Data records for software interfaces:
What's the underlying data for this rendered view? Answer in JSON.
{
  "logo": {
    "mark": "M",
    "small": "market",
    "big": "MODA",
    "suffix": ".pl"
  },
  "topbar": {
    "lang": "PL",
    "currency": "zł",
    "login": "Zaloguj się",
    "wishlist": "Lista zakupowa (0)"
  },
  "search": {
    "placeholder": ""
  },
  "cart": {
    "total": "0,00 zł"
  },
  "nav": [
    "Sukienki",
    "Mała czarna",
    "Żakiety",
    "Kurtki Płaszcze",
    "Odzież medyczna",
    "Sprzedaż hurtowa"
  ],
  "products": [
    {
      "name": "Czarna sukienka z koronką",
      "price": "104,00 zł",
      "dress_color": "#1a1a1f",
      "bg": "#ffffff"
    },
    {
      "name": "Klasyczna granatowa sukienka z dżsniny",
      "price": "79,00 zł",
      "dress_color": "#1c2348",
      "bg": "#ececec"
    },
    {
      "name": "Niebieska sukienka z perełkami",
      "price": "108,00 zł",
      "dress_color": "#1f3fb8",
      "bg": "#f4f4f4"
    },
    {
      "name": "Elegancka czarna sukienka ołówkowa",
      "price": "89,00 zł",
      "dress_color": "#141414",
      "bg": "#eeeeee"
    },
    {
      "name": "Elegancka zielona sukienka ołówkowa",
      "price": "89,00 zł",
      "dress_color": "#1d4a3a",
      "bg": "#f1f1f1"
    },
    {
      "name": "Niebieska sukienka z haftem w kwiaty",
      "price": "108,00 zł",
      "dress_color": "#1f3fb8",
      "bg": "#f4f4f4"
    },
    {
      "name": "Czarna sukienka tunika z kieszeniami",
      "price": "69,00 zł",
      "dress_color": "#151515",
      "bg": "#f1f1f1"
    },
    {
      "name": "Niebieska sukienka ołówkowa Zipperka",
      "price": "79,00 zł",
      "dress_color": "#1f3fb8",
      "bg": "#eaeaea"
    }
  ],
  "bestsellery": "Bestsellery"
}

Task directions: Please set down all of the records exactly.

Response:
What's the underlying data for this rendered view? Answer in JSON.
{
  "logo": {
    "mark": "M",
    "small": "market",
    "big": "MODA",
    "suffix": ".pl"
  },
  "topbar": {
    "lang": "PL",
    "currency": "zł",
    "login": "Zaloguj się",
    "wishlist": "Lista zakupowa (0)"
  },
  "search": {
    "placeholder": ""
  },
  "cart": {
    "total": "0,00 zł"
  },
  "nav": [
    "Sukienki",
    "Mała czarna",
    "Żakiety",
    "Kurtki Płaszcze",
    "Odzież medyczna",
    "Sprzedaż hurtowa"
  ],
  "products": [
    {
      "name": "Czarna sukienka z koronką",
      "price": "104,00 zł",
      "dress_color": "#1a1a1f",
      "bg": "#ffffff"
    },
    {
      "name": "Klasyczna granatowa sukienka z dżsniny",
      "price": "79,00 zł",
      "dress_color": "#1c2348",
      "bg": "#ececec"
    },
    {
      "name": "Niebieska sukienka z perełkami",
      "price": "108,00 zł",
      "dress_color": "#1f3fb8",
      "bg": "#f4f4f4"
    },
    {
      "name": "Elegancka czarna sukienka ołówkowa",
      "price": "89,00 zł",
      "dress_color": "#141414",
      "bg": "#eeeeee"
    },
    {
      "name": "Elegancka zielona sukienka ołówkowa",
      "price": "89,00 zł",
      "dress_color": "#1d4a3a",
      "bg": "#f1f1f1"
    },
    {
      "name": "Niebieska sukienka z haftem w kwiaty",
      "price": "108,00 zł",
      "dress_color": "#1f3fb8",
      "bg": "#f4f4f4"
    },
    {
      "name": "Czarna sukienka tunika z kieszeniami",
      "price": "69,00 zł",
      "dress_color": "#151515",
      "bg": "#f1f1f1"
    },
    {
      "name": "Niebieska sukienka ołówkowa Zipperka",
      "price": "79,00 zł",
      "dress_color": "#1f3fb8",
      "bg": "#eaeaea"
    }
  ],
  "bestsellery": "Bestsellery"
}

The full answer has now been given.